Dear Attorney General Mark Speakman,
The overrepresentation and disadvantage experienced by people with cognitive disability in the criminal justice system has been long recognised.
If you have an intellectual disability or another cognitive disability like autism or acquired brain injury then you need specialist support if you come into contact with the police and the courts.
Targeted support of people with cognitive disability can have a major, positive impact.
The Justice Advocacy Service (JAS) run by the Intellectual Disability Rights Service (IDRS) and provides that targeted support to people with cognitive disability who are victims of crime, witnesses or accused of crimes. JAS helps people understand what is happening and exercise their rights.

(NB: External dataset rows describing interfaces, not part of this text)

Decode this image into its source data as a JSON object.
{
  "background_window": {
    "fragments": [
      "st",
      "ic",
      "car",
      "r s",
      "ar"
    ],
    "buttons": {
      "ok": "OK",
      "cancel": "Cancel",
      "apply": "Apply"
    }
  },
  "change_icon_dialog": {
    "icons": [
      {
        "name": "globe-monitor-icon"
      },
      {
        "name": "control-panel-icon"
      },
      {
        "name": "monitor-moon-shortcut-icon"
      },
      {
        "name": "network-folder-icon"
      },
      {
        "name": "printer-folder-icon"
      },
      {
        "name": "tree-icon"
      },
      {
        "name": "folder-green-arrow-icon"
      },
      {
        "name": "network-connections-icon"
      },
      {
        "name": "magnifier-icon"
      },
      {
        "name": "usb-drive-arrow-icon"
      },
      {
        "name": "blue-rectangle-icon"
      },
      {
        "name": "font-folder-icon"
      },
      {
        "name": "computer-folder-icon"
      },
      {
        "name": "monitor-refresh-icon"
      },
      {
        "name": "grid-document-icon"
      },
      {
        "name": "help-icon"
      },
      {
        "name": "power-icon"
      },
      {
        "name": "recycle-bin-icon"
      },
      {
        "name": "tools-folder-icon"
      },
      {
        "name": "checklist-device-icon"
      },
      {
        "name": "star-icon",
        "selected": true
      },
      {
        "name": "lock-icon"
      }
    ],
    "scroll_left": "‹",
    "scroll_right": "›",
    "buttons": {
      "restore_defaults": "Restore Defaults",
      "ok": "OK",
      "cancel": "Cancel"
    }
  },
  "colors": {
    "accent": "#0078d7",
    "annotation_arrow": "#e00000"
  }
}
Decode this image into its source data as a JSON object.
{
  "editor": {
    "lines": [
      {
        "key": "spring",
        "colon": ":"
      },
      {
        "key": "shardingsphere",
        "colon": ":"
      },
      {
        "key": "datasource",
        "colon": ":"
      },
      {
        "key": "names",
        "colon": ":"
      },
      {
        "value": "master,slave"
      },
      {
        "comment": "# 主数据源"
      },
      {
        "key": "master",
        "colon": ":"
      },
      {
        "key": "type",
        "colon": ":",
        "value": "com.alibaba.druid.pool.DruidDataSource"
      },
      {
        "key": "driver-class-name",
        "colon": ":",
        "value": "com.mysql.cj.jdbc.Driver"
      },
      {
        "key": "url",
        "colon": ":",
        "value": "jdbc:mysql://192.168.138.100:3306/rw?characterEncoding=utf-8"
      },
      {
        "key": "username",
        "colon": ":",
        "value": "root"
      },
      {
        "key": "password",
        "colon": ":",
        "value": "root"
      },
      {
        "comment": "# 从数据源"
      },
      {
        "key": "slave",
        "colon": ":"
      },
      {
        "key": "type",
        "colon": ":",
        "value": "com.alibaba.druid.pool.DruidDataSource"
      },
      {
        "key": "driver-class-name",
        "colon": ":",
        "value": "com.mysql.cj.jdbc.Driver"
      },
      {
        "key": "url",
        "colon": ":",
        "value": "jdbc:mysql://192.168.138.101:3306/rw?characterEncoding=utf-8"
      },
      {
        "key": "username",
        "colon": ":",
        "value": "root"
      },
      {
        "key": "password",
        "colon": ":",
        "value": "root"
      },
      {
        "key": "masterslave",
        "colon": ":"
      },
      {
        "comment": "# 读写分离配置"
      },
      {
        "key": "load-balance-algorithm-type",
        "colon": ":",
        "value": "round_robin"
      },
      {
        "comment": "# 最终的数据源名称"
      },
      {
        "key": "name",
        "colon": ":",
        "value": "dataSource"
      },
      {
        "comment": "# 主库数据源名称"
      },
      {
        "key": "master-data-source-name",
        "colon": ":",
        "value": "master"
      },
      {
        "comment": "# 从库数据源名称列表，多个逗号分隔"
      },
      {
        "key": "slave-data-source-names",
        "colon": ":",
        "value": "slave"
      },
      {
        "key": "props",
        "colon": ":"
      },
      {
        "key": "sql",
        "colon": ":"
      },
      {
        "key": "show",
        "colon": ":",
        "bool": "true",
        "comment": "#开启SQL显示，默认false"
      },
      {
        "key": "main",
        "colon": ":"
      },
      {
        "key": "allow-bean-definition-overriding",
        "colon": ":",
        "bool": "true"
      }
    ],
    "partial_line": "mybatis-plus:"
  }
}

The current funding of the Justice Advocacy Service ends in June. This is a critically important statewide service and we call on the Attorney General to confirm it will continue.
For three years, IDRS also ran the Cognitive Impairment Diversion Programme (CIDP) in two courts. This programme went a step further than JAS. It linked people into the supports they needed for a good life and to keep out of trouble with the law. This gave magistrates confidence to make diversionary orders rather than impose jail sentences and other penalties. Diversion orders were made in over 66% of cases.
The Department of Communities and Justice stopped funding the Cognitive Impairment Diversion Programme in June 2020. However, the Department recognised the importance of a programme like the CIDP and the value of extending it to more courts.
In the coming budget, we call on the government to commit to rolling out a statewide diversion programme for people with cognitive disabilities facing criminal charges.
It is critical that Indigenous Australians receive the benefit of programmes like JAS and CIDP. Encouragingly, over 25% of the clients of JAS and CIDP have been Aboriginal or Torres Strait Islanders.
Attorney General, we urge you to meet with the Council for Intellectual Disability and the Intellectual Disability Rights Service to ensure that the 2021 state budget includes necessary funding for:
- support of people with cognitive disability in their dealings with police and the courts as victims, witnesses or people accused of crimes, and
- diversion of alleged offenders from the courts into support from the NDIS and other human services.
— Mr Peter O’Brien
Principal Solicitor, O’Brien Criminal & Civil Solicitors
Find out more information about Justice Matters on https://cid.org.au/our-campaigns/justice-matters/